START Dataset extract

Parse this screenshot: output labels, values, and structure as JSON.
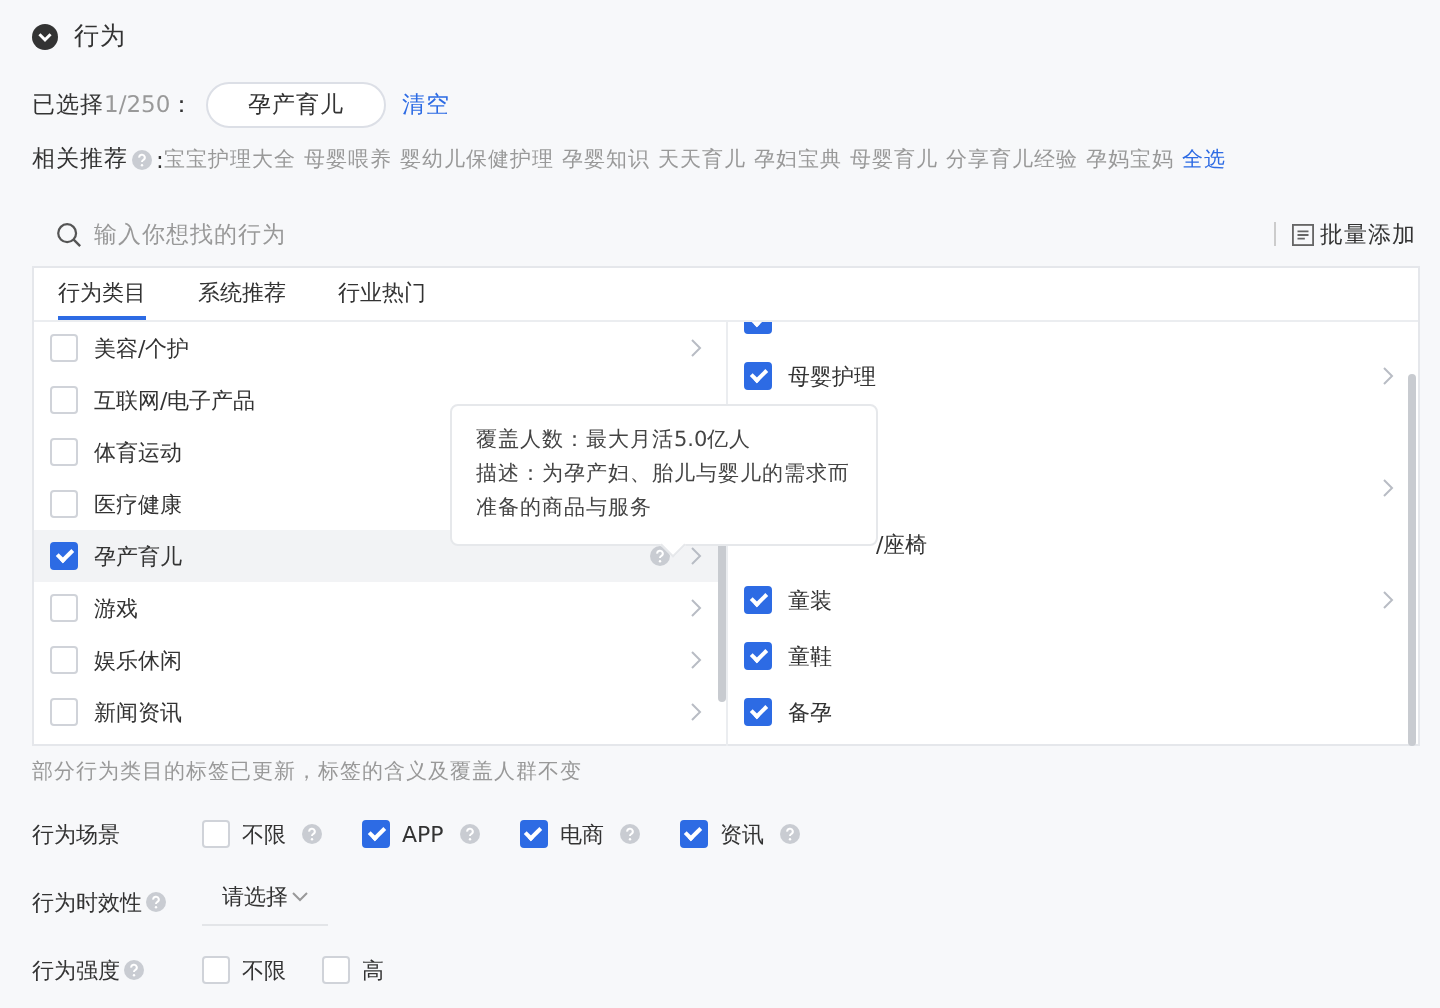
{
  "section": {
    "title": "行为",
    "expanded": true
  },
  "selected": {
    "label": "已选择",
    "count": "1/250",
    "colon": "：",
    "tags": [
      "孕产育儿"
    ],
    "clear": "清空"
  },
  "related": {
    "label": "相关推荐",
    "colon": ":",
    "items": [
      "宝宝护理大全",
      "母婴喂养",
      "婴幼儿保健护理",
      "孕婴知识",
      "天天育儿",
      "孕妇宝典",
      "母婴育儿",
      "分享育儿经验",
      "孕妈宝妈"
    ],
    "select_all": "全选"
  },
  "search": {
    "placeholder": "输入你想找的行为"
  },
  "batch_add": "批量添加",
  "tabs": [
    {
      "label": "行为类目",
      "selected": true
    },
    {
      "label": "系统推荐",
      "selected": false
    },
    {
      "label": "行业热门",
      "selected": false
    }
  ],
  "categories": [
    {
      "label": "美容/个护",
      "checked": false,
      "selected": false,
      "arrow": true,
      "help": false
    },
    {
      "label": "互联网/电子产品",
      "checked": false,
      "selected": false,
      "arrow": false,
      "help": false
    },
    {
      "label": "体育运动",
      "checked": false,
      "selected": false,
      "arrow": false,
      "help": false
    },
    {
      "label": "医疗健康",
      "checked": false,
      "selected": false,
      "arrow": false,
      "help": false
    },
    {
      "label": "孕产育儿",
      "checked": true,
      "selected": true,
      "arrow": true,
      "help": true
    },
    {
      "label": "游戏",
      "checked": false,
      "selected": false,
      "arrow": true,
      "help": false
    },
    {
      "label": "娱乐休闲",
      "checked": false,
      "selected": false,
      "arrow": true,
      "help": false
    },
    {
      "label": "新闻资讯",
      "checked": false,
      "selected": false,
      "arrow": true,
      "help": false
    }
  ],
  "subcategories": [
    {
      "kind": "cut",
      "checked": true,
      "arrow": false
    },
    {
      "kind": "item",
      "label": "母婴护理",
      "checked": true,
      "arrow": true
    },
    {
      "kind": "covered",
      "arrow": false
    },
    {
      "kind": "covered",
      "arrow": true
    },
    {
      "kind": "covered",
      "label": "/座椅",
      "arrow": false
    },
    {
      "kind": "item",
      "label": "童装",
      "checked": true,
      "arrow": true
    },
    {
      "kind": "item",
      "label": "童鞋",
      "checked": true,
      "arrow": false
    },
    {
      "kind": "item",
      "label": "备孕",
      "checked": true,
      "arrow": false
    }
  ],
  "tooltip": {
    "lines": [
      "覆盖人数：最大月活5.0亿人",
      "描述：为孕产妇、胎儿与婴儿的需求而准备的商品与服务"
    ]
  },
  "notice": "部分行为类目的标签已更新，标签的含义及覆盖人群不变",
  "scene": {
    "label": "行为场景",
    "options": [
      {
        "label": "不限",
        "checked": false
      },
      {
        "label": "APP",
        "checked": true
      },
      {
        "label": "电商",
        "checked": true
      },
      {
        "label": "资讯",
        "checked": true
      }
    ]
  },
  "timeliness": {
    "label": "行为时效性",
    "placeholder": "请选择"
  },
  "intensity": {
    "label": "行为强度",
    "options": [
      {
        "label": "不限",
        "checked": false,
        "help": false
      },
      {
        "label": "高",
        "checked": false,
        "help": false
      }
    ]
  }
}
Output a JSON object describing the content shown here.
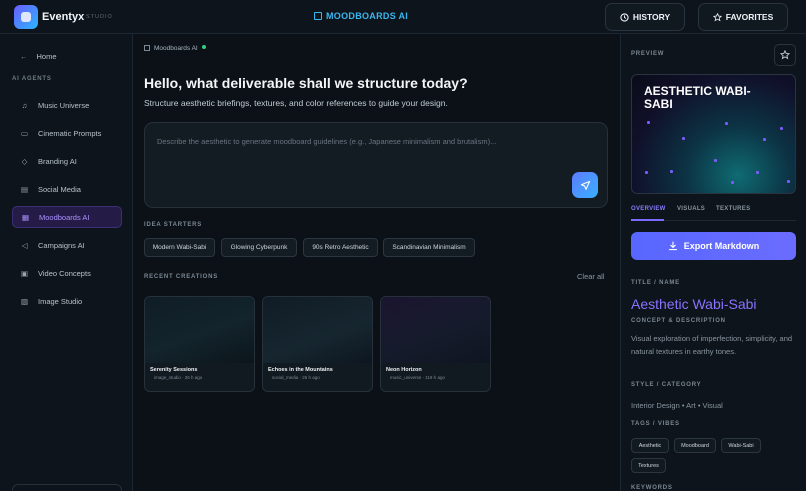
{
  "topbar": {
    "brand": "Eventyx",
    "brand_sub": "STUDIO",
    "center_title": "MOODBOARDS AI",
    "history_label": "HISTORY",
    "favorites_label": "FAVORITES"
  },
  "sidebar": {
    "home_label": "Home",
    "section_label": "AI AGENTS",
    "items": [
      {
        "label": "Music Universe",
        "icon": "music-note-icon"
      },
      {
        "label": "Cinematic Prompts",
        "icon": "video-camera-icon"
      },
      {
        "label": "Branding AI",
        "icon": "diamond-icon"
      },
      {
        "label": "Social Media",
        "icon": "chat-icon"
      },
      {
        "label": "Moodboards AI",
        "icon": "grid-icon",
        "active": true
      },
      {
        "label": "Campaigns AI",
        "icon": "megaphone-icon"
      },
      {
        "label": "Video Concepts",
        "icon": "film-icon"
      },
      {
        "label": "Image Studio",
        "icon": "image-icon"
      }
    ]
  },
  "main": {
    "breadcrumb": "Moodboards AI",
    "headline": "Hello, what deliverable shall we structure today?",
    "subline": "Structure aesthetic briefings, textures, and color references to guide your design.",
    "prompt_placeholder": "Describe the aesthetic to generate moodboard guidelines (e.g., Japanese minimalism and brutalism)...",
    "idea_starters_label": "IDEA STARTERS",
    "idea_starters": [
      "Modern Wabi-Sabi",
      "Glowing Cyberpunk",
      "90s Retro Aesthetic",
      "Scandinavian Minimalism"
    ],
    "recent_label": "RECENT CREATIONS",
    "clear_all": "Clear all",
    "recent": [
      {
        "title": "Serenity Sessions",
        "meta": "image_studio · 26 h ago"
      },
      {
        "title": "Echoes in the Mountains",
        "meta": "social_media · 26 h ago"
      },
      {
        "title": "Neon Horizon",
        "meta": "music_universe · 119 h ago"
      }
    ]
  },
  "right": {
    "preview_label": "PREVIEW",
    "preview_title": "AESTHETIC WABI-SABI",
    "tabs": [
      "OVERVIEW",
      "VISUALS",
      "TEXTURES"
    ],
    "export_label": "Export Markdown",
    "title_label": "TITLE / NAME",
    "title_value": "Aesthetic Wabi-Sabi",
    "concept_label": "CONCEPT & DESCRIPTION",
    "concept_value": "Visual exploration of imperfection, simplicity, and natural textures in earthy tones.",
    "style_label": "STYLE / CATEGORY",
    "style_value": "Interior Design • Art • Visual",
    "tags_label": "TAGS / VIBES",
    "tags": [
      "Aesthetic",
      "Moodboard",
      "Wabi-Sabi",
      "Textures"
    ],
    "keywords_label": "KEYWORDS"
  },
  "colors": {
    "accent": "#7b6bff",
    "brand_blue": "#39b7ef",
    "status_online": "#2fd17f"
  }
}
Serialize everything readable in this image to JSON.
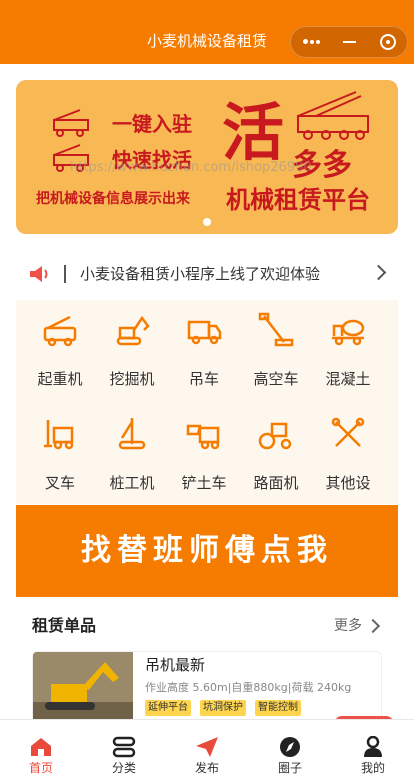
{
  "nav": {
    "title": "小麦机械设备租赁"
  },
  "banner": {
    "line1": "一键入驻",
    "line2": "快速找活",
    "line3": "把机械设备信息展示出来",
    "big": "活",
    "big2": "多多",
    "platform": "机械租赁平台",
    "slide_index": 1,
    "slide_count": 1
  },
  "notice": {
    "text": "小麦设备租赁小程序上线了欢迎体验"
  },
  "categories": [
    {
      "label": "起重机",
      "icon": "crane-truck-icon"
    },
    {
      "label": "挖掘机",
      "icon": "excavator-icon"
    },
    {
      "label": "吊车",
      "icon": "truck-icon"
    },
    {
      "label": "高空车",
      "icon": "aerial-lift-icon"
    },
    {
      "label": "混凝土",
      "icon": "concrete-mixer-icon"
    },
    {
      "label": "叉车",
      "icon": "forklift-icon"
    },
    {
      "label": "桩工机",
      "icon": "pile-driver-icon"
    },
    {
      "label": "铲土车",
      "icon": "loader-icon"
    },
    {
      "label": "路面机",
      "icon": "road-roller-icon"
    },
    {
      "label": "其他设",
      "icon": "tools-icon"
    }
  ],
  "promo": {
    "text": "找替班师傅点我"
  },
  "section": {
    "title": "租赁单品",
    "more": "更多",
    "product": {
      "name": "吊机最新",
      "desc": "作业高度 5.60m|自重880kg|荷载 240kg",
      "tags": [
        "延伸平台",
        "坑洞保护",
        "智能控制"
      ]
    }
  },
  "watermark": "https://www.huzhan.com/ishop26990",
  "tabs": [
    {
      "label": "首页",
      "icon": "home-icon",
      "active": true
    },
    {
      "label": "分类",
      "icon": "category-icon",
      "active": false
    },
    {
      "label": "发布",
      "icon": "send-icon",
      "active": false
    },
    {
      "label": "圈子",
      "icon": "compass-icon",
      "active": false
    },
    {
      "label": "我的",
      "icon": "user-icon",
      "active": false
    }
  ],
  "colors": {
    "brand": "#f57c00",
    "banner_bg": "#f8b955",
    "banner_text": "#c8191e",
    "active_tab": "#e84a3c",
    "tag": "#ffd54f"
  }
}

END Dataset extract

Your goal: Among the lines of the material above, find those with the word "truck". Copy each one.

The answer:
      "icon": "crane-truck-icon"
      "icon": "truck-icon"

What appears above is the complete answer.